As recently as May a Wisconsin couple, the O’Briens, were accused of 10 counts of child abuse towards their six adopted Russian children. They allegedly sprayed them with pepper spray, would lock them in their bedroom, and make them stand naked and watch the O’Briens and their biological children eat dinner. The trial has not yet concluded.

A political outcry over Artyom Savelyev, a Russian child with “behavioral problems” sent to his homeland with a one-way ticket in 2010 resulted in a temporary freeze of adoption applications. The two countries have worked to overcome the problem that has left thousands of children and potential parents in the lurch.

Russia has long been demanding information from US authorities on the fate of children after they’ve been taken in by adoptive or foster families.

But according to the US law, once a child is legally adopted, the state has no specific responsibility to monitor or oversee how they are doing with their new families.

“Once an adoption is finalized in any state in the US, that child is considered as if born to those legal adopted parents. There is no more intervention at all on part of the adoption agency,” revealed Mirah Riben, author of The Stork Market.

Watch more in the report by RT’s Madina Kochenova

New rules

The legislation agreed between Russia and the US last year should formalize adoptions, which previously often happened haphazardly without a set procedure.

The pact imposes stricter criteria on foster parents, such as psychological and suitability tests similar to those used for domestic adoptions, and outlines the rights of adopted children. A special centralized commission will be in charge of the adoptions, which will have the power to interview parents on US territory. Meanwhile, the adopted children will be entitled to Russian citizenship.

Russian authorities also hope the pact will quell concerns about unscrupulous middlemen who charge a “finder’s fee” for quickly setting up foreign adoptions, in a practice that effectively amounts to child trade.

While many Russians say they resent children leaving the country in their thousands at a time when Russia’s population continues to decline, foreign adoptions remain a necessity.

Russian officials say that 125,000 children are awaiting adoption, but UNICEF estimates that there are actually 740,000 children without parental custody in the country.

Adoption is traditionally unpopular in Russia, and the opaque state-run orphanage system is frequently rocked by abuse and corruption scandals.

Although adoption by French parents is less politically charged, almost 25,000 children have been adopted by French parents, at least officially. The agreement with that country is also similar, incorporating childcare laws from both countries.

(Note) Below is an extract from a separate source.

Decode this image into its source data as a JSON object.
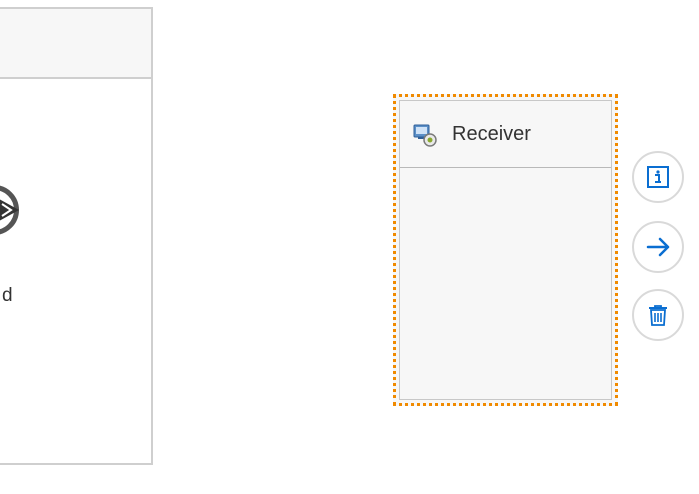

“Often we have known nothing about the children who left Russia, and only heard about them when they made the news. This agreement is not perfect, but it allows us something to work with,” said Olga Batalina, who heads the Duma committee on children.